Extracted entries
--*--

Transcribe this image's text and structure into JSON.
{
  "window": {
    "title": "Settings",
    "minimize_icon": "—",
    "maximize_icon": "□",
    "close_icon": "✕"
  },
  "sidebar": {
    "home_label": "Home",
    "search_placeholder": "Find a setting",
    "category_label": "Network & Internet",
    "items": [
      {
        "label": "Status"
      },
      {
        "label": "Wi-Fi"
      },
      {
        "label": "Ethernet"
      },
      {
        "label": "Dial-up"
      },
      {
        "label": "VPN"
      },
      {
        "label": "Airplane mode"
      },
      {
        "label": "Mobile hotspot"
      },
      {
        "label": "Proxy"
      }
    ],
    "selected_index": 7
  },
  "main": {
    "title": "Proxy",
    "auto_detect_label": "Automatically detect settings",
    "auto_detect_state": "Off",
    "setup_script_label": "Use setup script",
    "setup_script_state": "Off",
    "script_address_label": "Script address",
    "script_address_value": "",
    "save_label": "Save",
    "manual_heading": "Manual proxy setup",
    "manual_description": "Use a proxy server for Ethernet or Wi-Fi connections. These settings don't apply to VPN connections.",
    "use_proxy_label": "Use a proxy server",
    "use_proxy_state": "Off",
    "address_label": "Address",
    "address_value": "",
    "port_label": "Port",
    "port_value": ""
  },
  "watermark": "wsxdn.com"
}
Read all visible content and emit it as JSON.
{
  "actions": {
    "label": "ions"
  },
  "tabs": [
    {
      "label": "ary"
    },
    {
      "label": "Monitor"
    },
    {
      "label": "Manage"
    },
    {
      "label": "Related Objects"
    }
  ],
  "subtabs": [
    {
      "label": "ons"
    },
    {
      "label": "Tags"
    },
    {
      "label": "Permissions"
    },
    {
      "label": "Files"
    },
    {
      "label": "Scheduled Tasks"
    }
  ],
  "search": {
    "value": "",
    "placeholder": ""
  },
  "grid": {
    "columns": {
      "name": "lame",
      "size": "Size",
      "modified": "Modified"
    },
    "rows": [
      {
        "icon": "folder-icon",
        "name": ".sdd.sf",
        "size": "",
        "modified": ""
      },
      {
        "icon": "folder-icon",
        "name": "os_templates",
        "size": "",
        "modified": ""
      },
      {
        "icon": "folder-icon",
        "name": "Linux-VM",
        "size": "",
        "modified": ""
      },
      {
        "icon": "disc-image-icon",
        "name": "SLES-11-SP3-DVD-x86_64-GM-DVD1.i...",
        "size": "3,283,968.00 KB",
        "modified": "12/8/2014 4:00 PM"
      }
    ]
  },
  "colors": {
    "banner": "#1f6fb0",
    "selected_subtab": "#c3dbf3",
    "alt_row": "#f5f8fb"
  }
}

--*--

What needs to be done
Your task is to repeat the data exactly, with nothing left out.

Response
Transcribe this image's text and structure into JSON.
{
  "window": {
    "title": "Settings",
    "minimize_icon": "—",
    "maximize_icon": "□",
    "close_icon": "✕"
  },
  "sidebar": {
    "home_label": "Home",
    "search_placeholder": "Find a setting",
    "category_label": "Network & Internet",
    "items": [
      {
        "label": "Status"
      },
      {
        "label": "Wi-Fi"
      },
      {
        "label": "Ethernet"
      },
      {
        "label": "Dial-up"
      },
      {
        "label": "VPN"
      },
      {
        "label": "Airplane mode"
      },
      {
        "label": "Mobile hotspot"
      },
      {
        "label": "Proxy"
      }
    ],
    "selected_index": 7
  },
  "main": {
    "title": "Proxy",
    "auto_detect_label": "Automatically detect settings",
    "auto_detect_state": "Off",
    "setup_script_label": "Use setup script",
    "setup_script_state": "Off",
    "script_address_label": "Script address",
    "script_address_value": "",
    "save_label": "Save",
    "manual_heading": "Manual proxy setup",
    "manual_description": "Use a proxy server for Ethernet or Wi-Fi connections. These settings don't apply to VPN connections.",
    "use_proxy_label": "Use a proxy server",
    "use_proxy_state": "Off",
    "address_label": "Address",
    "address_value": "",
    "port_label": "Port",
    "port_value": ""
  },
  "watermark": "wsxdn.com"
}
Read all visible content and emit it as JSON.
{
  "actions": {
    "label": "ions"
  },
  "tabs": [
    {
      "label": "ary"
    },
    {
      "label": "Monitor"
    },
    {
      "label": "Manage"
    },
    {
      "label": "Related Objects"
    }
  ],
  "subtabs": [
    {
      "label": "ons"
    },
    {
      "label": "Tags"
    },
    {
      "label": "Permissions"
    },
    {
      "label": "Files"
    },
    {
      "label": "Scheduled Tasks"
    }
  ],
  "search": {
    "value": "",
    "placeholder": ""
  },
  "grid": {
    "columns": {
      "name": "lame",
      "size": "Size",
      "modified": "Modified"
    },
    "rows": [
      {
        "icon": "folder-icon",
        "name": ".sdd.sf",
        "size": "",
        "modified": ""
      },
      {
        "icon": "folder-icon",
        "name": "os_templates",
        "size": "",
        "modified": ""
      },
      {
        "icon": "folder-icon",
        "name": "Linux-VM",
        "size": "",
        "modified": ""
      },
      {
        "icon": "disc-image-icon",
        "name": "SLES-11-SP3-DVD-x86_64-GM-DVD1.i...",
        "size": "3,283,968.00 KB",
        "modified": "12/8/2014 4:00 PM"
      }
    ]
  },
  "colors": {
    "banner": "#1f6fb0",
    "selected_subtab": "#c3dbf3",
    "alt_row": "#f5f8fb"
  }
}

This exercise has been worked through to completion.